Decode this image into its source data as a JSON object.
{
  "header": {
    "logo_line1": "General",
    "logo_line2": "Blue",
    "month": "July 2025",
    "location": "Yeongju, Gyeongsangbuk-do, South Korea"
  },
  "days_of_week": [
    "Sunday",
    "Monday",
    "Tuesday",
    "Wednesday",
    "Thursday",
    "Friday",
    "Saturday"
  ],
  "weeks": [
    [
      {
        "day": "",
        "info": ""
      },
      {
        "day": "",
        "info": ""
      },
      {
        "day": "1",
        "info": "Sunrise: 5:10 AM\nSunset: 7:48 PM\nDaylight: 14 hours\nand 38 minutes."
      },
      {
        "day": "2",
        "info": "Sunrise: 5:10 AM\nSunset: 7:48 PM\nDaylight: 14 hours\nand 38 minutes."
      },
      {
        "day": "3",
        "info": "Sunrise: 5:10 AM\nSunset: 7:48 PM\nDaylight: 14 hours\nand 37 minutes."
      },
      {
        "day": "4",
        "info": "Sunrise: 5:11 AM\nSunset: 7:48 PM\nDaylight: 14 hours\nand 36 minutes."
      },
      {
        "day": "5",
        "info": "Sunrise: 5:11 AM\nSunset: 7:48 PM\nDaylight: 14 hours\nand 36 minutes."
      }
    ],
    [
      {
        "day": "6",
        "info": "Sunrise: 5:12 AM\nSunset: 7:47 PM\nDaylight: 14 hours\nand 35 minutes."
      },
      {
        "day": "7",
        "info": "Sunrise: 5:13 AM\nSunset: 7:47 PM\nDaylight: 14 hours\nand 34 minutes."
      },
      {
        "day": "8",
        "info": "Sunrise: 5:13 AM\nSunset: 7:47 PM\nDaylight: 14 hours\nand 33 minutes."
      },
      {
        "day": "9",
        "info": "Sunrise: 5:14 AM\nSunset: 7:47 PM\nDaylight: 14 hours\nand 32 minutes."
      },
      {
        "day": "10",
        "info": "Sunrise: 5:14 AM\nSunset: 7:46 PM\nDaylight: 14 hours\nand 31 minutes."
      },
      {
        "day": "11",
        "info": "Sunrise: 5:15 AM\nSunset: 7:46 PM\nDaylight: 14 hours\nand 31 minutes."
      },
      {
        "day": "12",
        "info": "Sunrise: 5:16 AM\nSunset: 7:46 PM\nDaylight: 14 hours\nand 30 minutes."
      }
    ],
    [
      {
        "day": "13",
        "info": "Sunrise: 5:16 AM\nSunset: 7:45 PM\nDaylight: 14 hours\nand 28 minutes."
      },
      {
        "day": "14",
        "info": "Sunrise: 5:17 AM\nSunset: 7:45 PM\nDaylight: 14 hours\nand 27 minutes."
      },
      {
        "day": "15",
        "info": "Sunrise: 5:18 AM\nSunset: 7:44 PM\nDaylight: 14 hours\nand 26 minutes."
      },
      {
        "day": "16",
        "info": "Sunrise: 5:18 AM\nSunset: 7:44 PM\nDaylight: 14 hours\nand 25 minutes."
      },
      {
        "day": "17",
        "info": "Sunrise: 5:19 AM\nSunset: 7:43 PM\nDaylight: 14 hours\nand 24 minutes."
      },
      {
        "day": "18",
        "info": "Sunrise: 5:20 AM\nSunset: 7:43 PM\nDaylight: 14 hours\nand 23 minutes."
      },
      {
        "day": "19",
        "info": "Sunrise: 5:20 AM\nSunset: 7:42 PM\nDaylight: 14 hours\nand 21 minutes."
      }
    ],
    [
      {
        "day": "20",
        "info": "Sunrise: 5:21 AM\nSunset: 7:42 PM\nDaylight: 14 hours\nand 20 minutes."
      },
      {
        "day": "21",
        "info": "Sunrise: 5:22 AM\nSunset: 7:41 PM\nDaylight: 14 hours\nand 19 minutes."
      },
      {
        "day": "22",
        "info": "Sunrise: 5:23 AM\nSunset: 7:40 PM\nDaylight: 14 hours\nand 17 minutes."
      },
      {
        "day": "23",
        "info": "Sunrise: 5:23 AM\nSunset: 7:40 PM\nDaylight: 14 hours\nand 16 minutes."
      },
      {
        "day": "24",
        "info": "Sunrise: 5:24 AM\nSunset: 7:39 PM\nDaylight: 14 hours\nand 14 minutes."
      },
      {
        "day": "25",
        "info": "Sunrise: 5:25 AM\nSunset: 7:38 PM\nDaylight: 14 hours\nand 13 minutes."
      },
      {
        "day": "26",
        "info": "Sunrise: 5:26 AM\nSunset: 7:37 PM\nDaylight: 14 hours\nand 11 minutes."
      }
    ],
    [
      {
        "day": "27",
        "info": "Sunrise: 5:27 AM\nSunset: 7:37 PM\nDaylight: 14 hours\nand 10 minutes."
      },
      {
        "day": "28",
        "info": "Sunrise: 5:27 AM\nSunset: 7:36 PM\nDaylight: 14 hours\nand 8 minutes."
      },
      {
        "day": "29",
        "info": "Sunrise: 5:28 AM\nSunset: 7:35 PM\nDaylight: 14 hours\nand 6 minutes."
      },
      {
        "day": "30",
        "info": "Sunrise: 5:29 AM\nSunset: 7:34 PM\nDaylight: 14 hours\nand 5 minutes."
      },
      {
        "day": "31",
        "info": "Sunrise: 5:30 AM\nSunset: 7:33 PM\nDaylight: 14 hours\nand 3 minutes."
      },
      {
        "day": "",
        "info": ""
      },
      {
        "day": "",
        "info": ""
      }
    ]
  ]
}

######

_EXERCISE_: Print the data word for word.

_SOLUTION TO THIS TASK_:
Decode this image into its source data as a JSON object.
{
  "header": {
    "logo_line1": "General",
    "logo_line2": "Blue",
    "month": "July 2025",
    "location": "Yeongju, Gyeongsangbuk-do, South Korea"
  },
  "days_of_week": [
    "Sunday",
    "Monday",
    "Tuesday",
    "Wednesday",
    "Thursday",
    "Friday",
    "Saturday"
  ],
  "weeks": [
    [
      {
        "day": "",
        "info": ""
      },
      {
        "day": "",
        "info": ""
      },
      {
        "day": "1",
        "info": "Sunrise: 5:10 AM\nSunset: 7:48 PM\nDaylight: 14 hours\nand 38 minutes."
      },
      {
        "day": "2",
        "info": "Sunrise: 5:10 AM\nSunset: 7:48 PM\nDaylight: 14 hours\nand 38 minutes."
      },
      {
        "day": "3",
        "info": "Sunrise: 5:10 AM\nSunset: 7:48 PM\nDaylight: 14 hours\nand 37 minutes."
      },
      {
        "day": "4",
        "info": "Sunrise: 5:11 AM\nSunset: 7:48 PM\nDaylight: 14 hours\nand 36 minutes."
      },
      {
        "day": "5",
        "info": "Sunrise: 5:11 AM\nSunset: 7:48 PM\nDaylight: 14 hours\nand 36 minutes."
      }
    ],
    [
      {
        "day": "6",
        "info": "Sunrise: 5:12 AM\nSunset: 7:47 PM\nDaylight: 14 hours\nand 35 minutes."
      },
      {
        "day": "7",
        "info": "Sunrise: 5:13 AM\nSunset: 7:47 PM\nDaylight: 14 hours\nand 34 minutes."
      },
      {
        "day": "8",
        "info": "Sunrise: 5:13 AM\nSunset: 7:47 PM\nDaylight: 14 hours\nand 33 minutes."
      },
      {
        "day": "9",
        "info": "Sunrise: 5:14 AM\nSunset: 7:47 PM\nDaylight: 14 hours\nand 32 minutes."
      },
      {
        "day": "10",
        "info": "Sunrise: 5:14 AM\nSunset: 7:46 PM\nDaylight: 14 hours\nand 31 minutes."
      },
      {
        "day": "11",
        "info": "Sunrise: 5:15 AM\nSunset: 7:46 PM\nDaylight: 14 hours\nand 31 minutes."
      },
      {
        "day": "12",
        "info": "Sunrise: 5:16 AM\nSunset: 7:46 PM\nDaylight: 14 hours\nand 30 minutes."
      }
    ],
    [
      {
        "day": "13",
        "info": "Sunrise: 5:16 AM\nSunset: 7:45 PM\nDaylight: 14 hours\nand 28 minutes."
      },
      {
        "day": "14",
        "info": "Sunrise: 5:17 AM\nSunset: 7:45 PM\nDaylight: 14 hours\nand 27 minutes."
      },
      {
        "day": "15",
        "info": "Sunrise: 5:18 AM\nSunset: 7:44 PM\nDaylight: 14 hours\nand 26 minutes."
      },
      {
        "day": "16",
        "info": "Sunrise: 5:18 AM\nSunset: 7:44 PM\nDaylight: 14 hours\nand 25 minutes."
      },
      {
        "day": "17",
        "info": "Sunrise: 5:19 AM\nSunset: 7:43 PM\nDaylight: 14 hours\nand 24 minutes."
      },
      {
        "day": "18",
        "info": "Sunrise: 5:20 AM\nSunset: 7:43 PM\nDaylight: 14 hours\nand 23 minutes."
      },
      {
        "day": "19",
        "info": "Sunrise: 5:20 AM\nSunset: 7:42 PM\nDaylight: 14 hours\nand 21 minutes."
      }
    ],
    [
      {
        "day": "20",
        "info": "Sunrise: 5:21 AM\nSunset: 7:42 PM\nDaylight: 14 hours\nand 20 minutes."
      },
      {
        "day": "21",
        "info": "Sunrise: 5:22 AM\nSunset: 7:41 PM\nDaylight: 14 hours\nand 19 minutes."
      },
      {
        "day": "22",
        "info": "Sunrise: 5:23 AM\nSunset: 7:40 PM\nDaylight: 14 hours\nand 17 minutes."
      },
      {
        "day": "23",
        "info": "Sunrise: 5:23 AM\nSunset: 7:40 PM\nDaylight: 14 hours\nand 16 minutes."
      },
      {
        "day": "24",
        "info": "Sunrise: 5:24 AM\nSunset: 7:39 PM\nDaylight: 14 hours\nand 14 minutes."
      },
      {
        "day": "25",
        "info": "Sunrise: 5:25 AM\nSunset: 7:38 PM\nDaylight: 14 hours\nand 13 minutes."
      },
      {
        "day": "26",
        "info": "Sunrise: 5:26 AM\nSunset: 7:37 PM\nDaylight: 14 hours\nand 11 minutes."
      }
    ],
    [
      {
        "day": "27",
        "info": "Sunrise: 5:27 AM\nSunset: 7:37 PM\nDaylight: 14 hours\nand 10 minutes."
      },
      {
        "day": "28",
        "info": "Sunrise: 5:27 AM\nSunset: 7:36 PM\nDaylight: 14 hours\nand 8 minutes."
      },
      {
        "day": "29",
        "info": "Sunrise: 5:28 AM\nSunset: 7:35 PM\nDaylight: 14 hours\nand 6 minutes."
      },
      {
        "day": "30",
        "info": "Sunrise: 5:29 AM\nSunset: 7:34 PM\nDaylight: 14 hours\nand 5 minutes."
      },
      {
        "day": "31",
        "info": "Sunrise: 5:30 AM\nSunset: 7:33 PM\nDaylight: 14 hours\nand 3 minutes."
      },
      {
        "day": "",
        "info": ""
      },
      {
        "day": "",
        "info": ""
      }
    ]
  ]
}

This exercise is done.